As of Boomla v0.0.4, we could create about 250.000 such files before the disk was full.
As of Boomla v0.0.5, we can create about 350.000.000 of them.
No breaking changes were introduced. Even though v0.0.5 restructured the filesystem layout, Boomla remained backwards compatible, no data conversion is required.
Filesystems are simple. Databases are not only hard, they are walled gardens. They are designed so that my sister has little chance to become a DB native. Yet working with files is totally natural to her.
One of the goals of Boomla is to provide a simple, unified storage for all our general needs.

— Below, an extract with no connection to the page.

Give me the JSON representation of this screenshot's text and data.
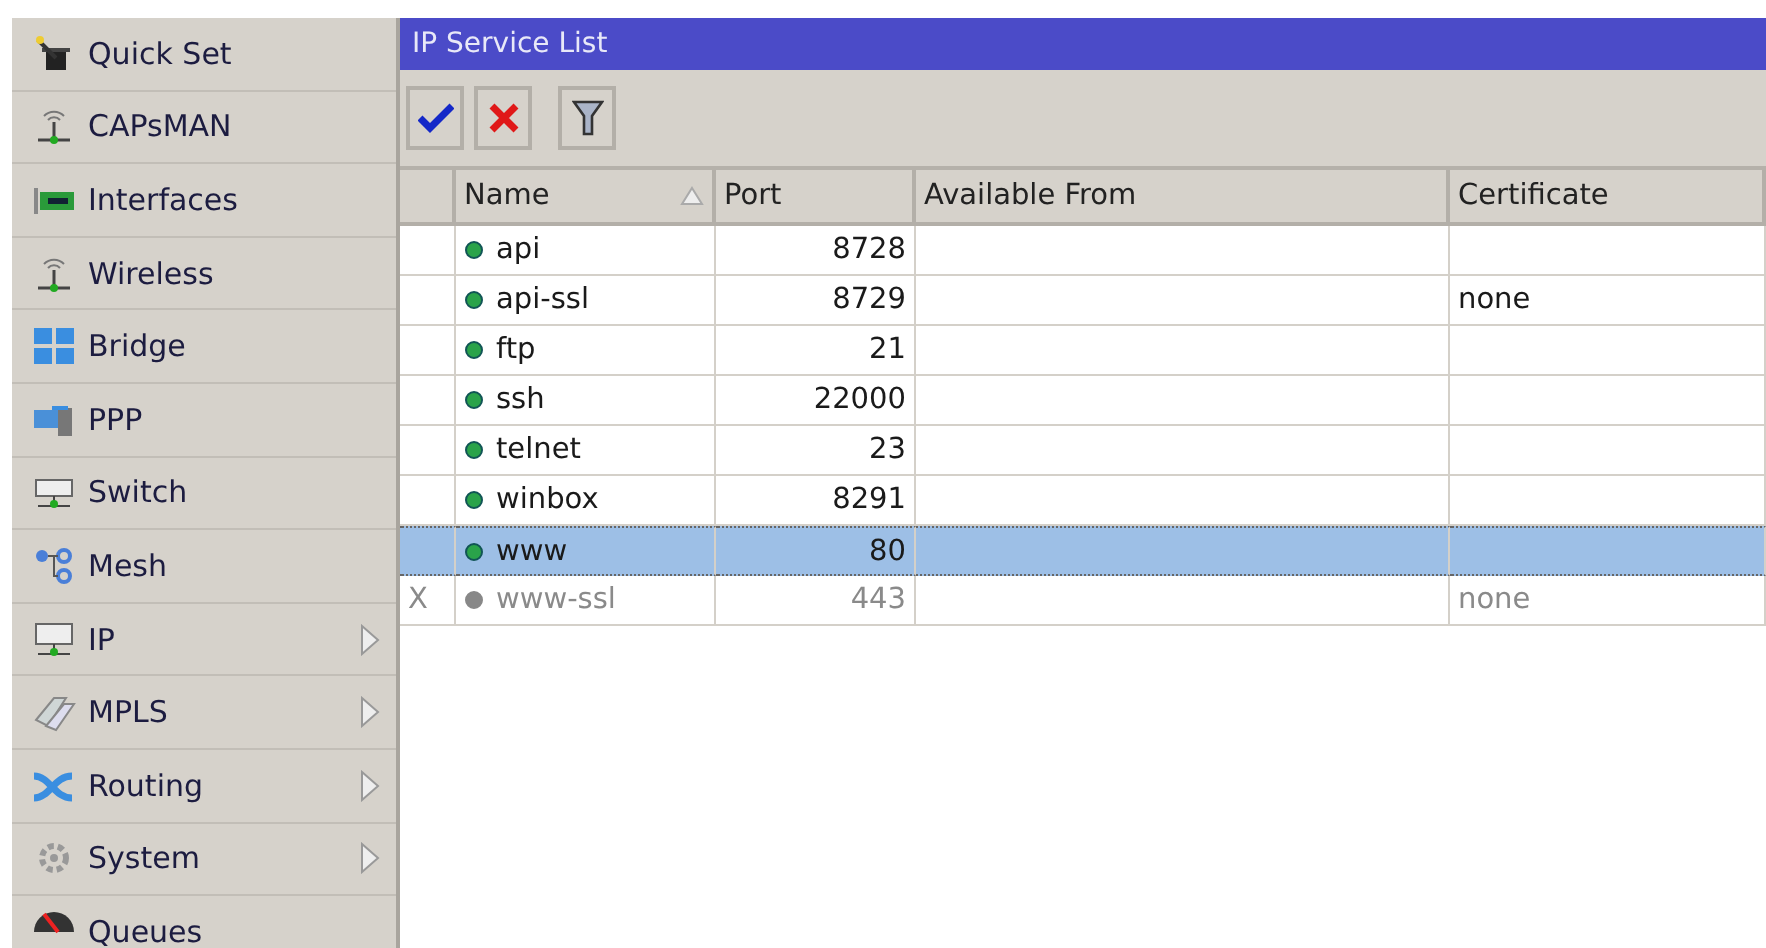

Oddly, for programming, it is the other way around. If you are programming, databases are simple and and files are hard.
So, while it may seem that databases are complex and need to be fixed to be as simple as files, really files are hard and need to be fixed to be as simple as databases! Or, maybe the two worlds are just different and there is no reason why we couldn’t build a storage solution that takes the best of both worlds. A filesystem that doubles as a database at the same time.
The Boomla FS is designed to be that storage solution.
Databases let one store lots of entries in a table. To be a useful alternative, we would require the Boomla FS to have similar characteristics.
Up to v0.0.4, the list of files in a parent file (“directory”) were stored as a simple list. Thus inserting a new file would require us to make a copy of the entire list, insert our entry and store the new list. Note that the Boomla FS is also version controlled, so we are not allowed to modify the old file listing.
As of v0.0.5, the file listing is stored using B+ trees. This way we can efficiently store incremental changes to the filesystem, instead of storing the entire listing.
Note that the 350M files are created one transaction at a time. This means that your 1TB disk would also hold the previous 350M states of your website. Without the history, you could store over 4B files.
Although storing millions of files in a single parent was not a pressing issue just yet, it was a required by feature I’m working on. I just decided to release more often.
I have benchmarked creating an empty filesystem and then appending N files to the root.
Results for v0.0.4
N | all space required | average space per file 1 | 579 B | 579 B 10 | 5 043 B | 504 B 100 | 178 608 B | 1 786 B 1 000 | 15 240 108 B | 15 240 B 10 000 | 1 542 868 608 B | 154 286 B
Results for v0.0.5
N | all space required | average space per file 1 | 573 B | 573 B 10 | 4 955 B | 495 B 100 | 73 655 B | 736 B 1 000 | 1 042 988 B | 1 042 B 10 000 | 13 617 689 B | 1 361 B
The chart below shows how much extra space is required (in bytes) for adding an empty file on the old vs. the new implementation.
Note that both axes are logarithmic.